- Speech problems.Speech is often delayed. Poor articulation of words may be an ongoing problem into adulthood.
- Behavioral problems.Children and adults may at times be stubborn, angry, controlling or manipulative. They may throw temper tantrums, especially when denied food, and may not tolerate changes in routine. They may also develop obsessive-compulsive or repetitive behaviors, or both. Other mental health disorders, such as anxiety and skin picking, may develop.

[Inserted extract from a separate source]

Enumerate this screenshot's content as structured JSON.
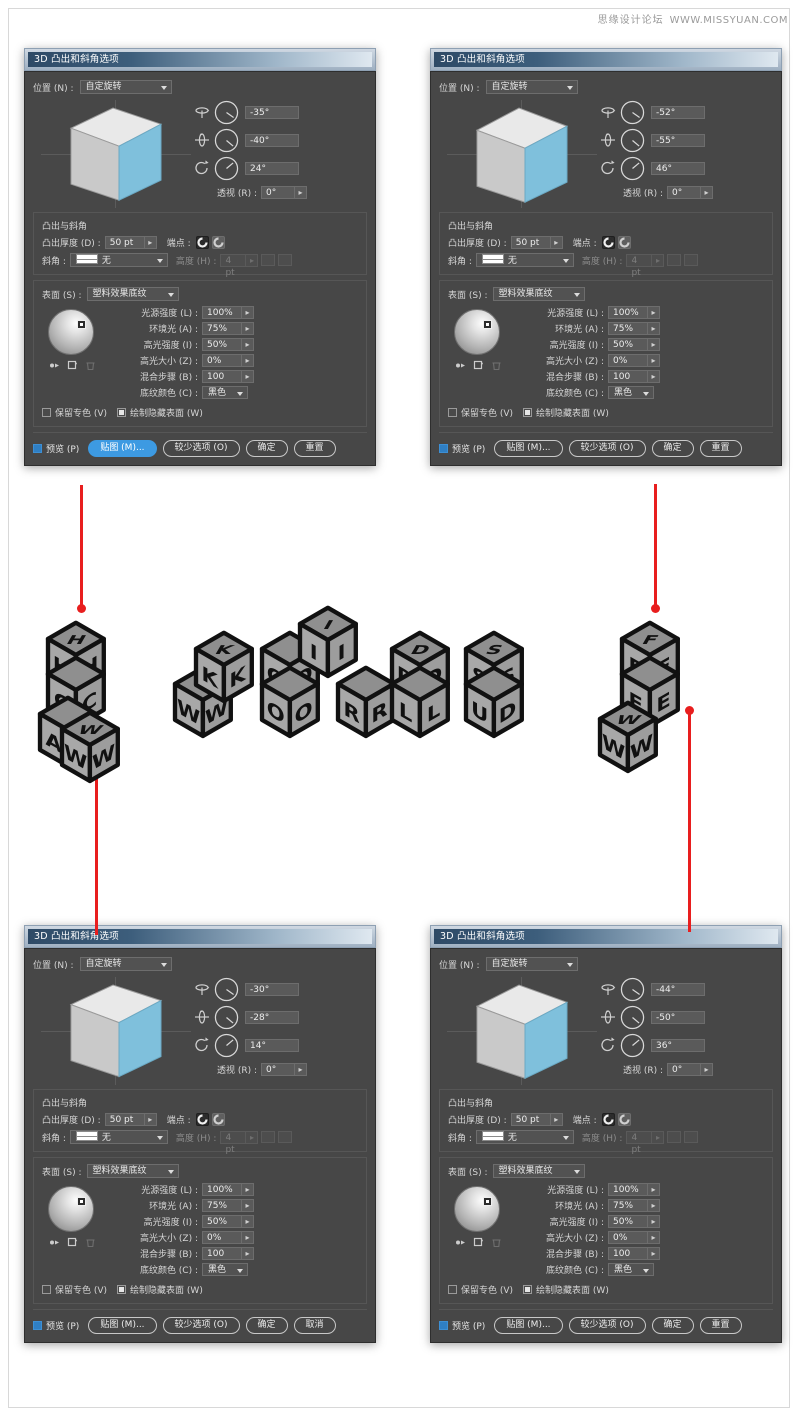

- Sleep disorders.Children and adults with Prader-Willi syndrome may have sleep disorders, including disruptions of the normal sleep cycle and a condition in which breathing pauses during sleep (sleep apnea). These disorders can result in excessive daytime sleepiness and worsen behavior problems.
- Other signs and symptoms.These may include small hands and feet, curvature of the spine (scoliosis), hip problems, reduced saliva flow, nearsightedness and other vision problems, problems regulating body temperature, a high pain tolerance, or a lack of pigment (hypopigmentation) causing hair, eyes and skin to be pale.
In addition to having constant hunger, people with Prader-Willi syndrome have low muscle mass, so they need fewer than average calories, and they may not be physically active. This combination of factors makes them prone to obesity and the medical problems related to obesity, such as:
- Type 2 diabetes
- High blood pressure, high cholesterol and heart disease
- Sleep apnea
- Other complications, such as an increased risk of liver disease and gallbladder stones
COMPLICATIONS OF INADEQUATE HORMONE PRODUCTION
Complications arising from inadequate hormone production may include:
- Although there have been a few reports of women with Prader-Willi syndrome becoming pregnant, most people with this disorder are unable to have children.
- Osteoporosis causes bones to become weak and brittle, so they may break easily. People with Prader-Willi syndrome are at an increased risk of developing osteoporosis because they have low levels of sex hormones and may also have low levels of growth hormone — both hormones help maintain strong bones.
Other complications that can result from Prader-Willi syndrome include:
- Effects of binge eating.Eating large amounts of food quickly, called binge eating, can cause the stomach to become abnormally enlarged. People with Prader-Willi syndrome may not report pain and they rarely vomit. Binge eating can also cause choking. Rarely, a person may eat so much that it causes stomach rupture.
- Reduced quality of life.Behavioral problems can interfere with family functioning, successful education and social participation. They can also reduce the quality of life for children, teenagers and adults with Prader-Willi syndrome.
Homoeopathy today is a rapidly growing system and is being practiced all over the world. It strength lies in its evident effectiveness as it takes a holistic approach towards the sick individual through promotion of inner balance at mental, emotional, spiritual and physical levels. When is concerned there are many effective medicines available in Homoeopathy , but the selection depends upon the individuality of the patient , considering mental and physical symptoms
Few homoeopathic medicine can be thought of in the management of Prader-Willi syndrome are:
cina, baryta carb., calc. phos., zinc met., etc